“In everything, give thanks.” So the Bible says.
That doesn’t sound quite right. Are there not some circumstances in which gratitude is not only inappropriate but destructive?
Doesn’t this exclude lament?
I understand the misgivings; they make sense to me.
Nevertheless, I confess, “In everything, give thanks.”
Let us not mishear this. Paul does not say give thanks for everything, but that in all circumstances, wherever we find ourselves in the ups and downs of life, there is space for gratitude.
I recall a moment several years ago …
… when I loathed my life. I was filled with anxiety and despair. I preferred hating myself rather than loving myself.
A mentor, to whom I submitted myself during those days, challenged me. “Make a gratitude list of at least twenty items.” When I balked at the idea, my mentor suggested the list did not have to be grandiose but simply authentic.
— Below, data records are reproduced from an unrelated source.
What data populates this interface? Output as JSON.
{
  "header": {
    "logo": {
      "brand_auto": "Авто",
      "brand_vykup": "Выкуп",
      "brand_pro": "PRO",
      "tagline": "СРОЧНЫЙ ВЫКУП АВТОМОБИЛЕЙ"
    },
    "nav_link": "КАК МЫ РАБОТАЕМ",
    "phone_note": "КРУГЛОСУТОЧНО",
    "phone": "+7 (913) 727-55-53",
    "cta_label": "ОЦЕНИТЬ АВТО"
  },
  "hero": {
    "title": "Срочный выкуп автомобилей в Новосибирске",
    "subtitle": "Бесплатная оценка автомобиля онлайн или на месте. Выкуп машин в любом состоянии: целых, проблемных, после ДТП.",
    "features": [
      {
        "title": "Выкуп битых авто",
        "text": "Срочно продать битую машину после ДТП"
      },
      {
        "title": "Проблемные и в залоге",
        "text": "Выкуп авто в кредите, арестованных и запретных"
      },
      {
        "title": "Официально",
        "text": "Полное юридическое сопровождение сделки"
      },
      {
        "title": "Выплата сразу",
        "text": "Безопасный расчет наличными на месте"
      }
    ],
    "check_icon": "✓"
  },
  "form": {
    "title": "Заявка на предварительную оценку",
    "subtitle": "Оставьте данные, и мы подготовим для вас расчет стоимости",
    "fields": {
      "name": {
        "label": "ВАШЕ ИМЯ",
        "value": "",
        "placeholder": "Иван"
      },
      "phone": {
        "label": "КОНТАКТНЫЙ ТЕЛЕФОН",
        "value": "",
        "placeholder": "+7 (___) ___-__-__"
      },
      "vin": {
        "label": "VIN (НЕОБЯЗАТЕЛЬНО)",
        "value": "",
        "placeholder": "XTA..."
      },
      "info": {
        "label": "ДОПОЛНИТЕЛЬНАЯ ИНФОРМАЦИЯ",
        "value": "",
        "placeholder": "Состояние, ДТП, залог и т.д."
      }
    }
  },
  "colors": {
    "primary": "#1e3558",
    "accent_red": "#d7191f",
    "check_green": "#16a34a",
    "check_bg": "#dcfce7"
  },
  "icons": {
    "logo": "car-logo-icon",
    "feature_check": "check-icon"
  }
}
I remember the first one on my list. “Number one: I am grateful I have indoor plumbing.” It was a simple but significant start. It reoriented me. I was empowered to see the good things in my life as moments of gratitude.
I can’t prove it, but I believe there is always something for which to be grateful, even in a pandemic.
Gratitude reminds us that we are neither self-sufficient nor alone; there is still good in God’s creation; and we have resources to help others.
It will change your life. Make a list today, at least twenty items, and do it again tomorrow, and then the next day. That daily habit will rewire your brain.
“You are my God, and I will give you thanks” (Psalm 118:28).
Learn more from John Mark Hicks about how to trust God in the midst of grief, suffering, and loss by looking at his book Anchors for the Soul.
John Mark Hick’s Video Course Special: Free Video Course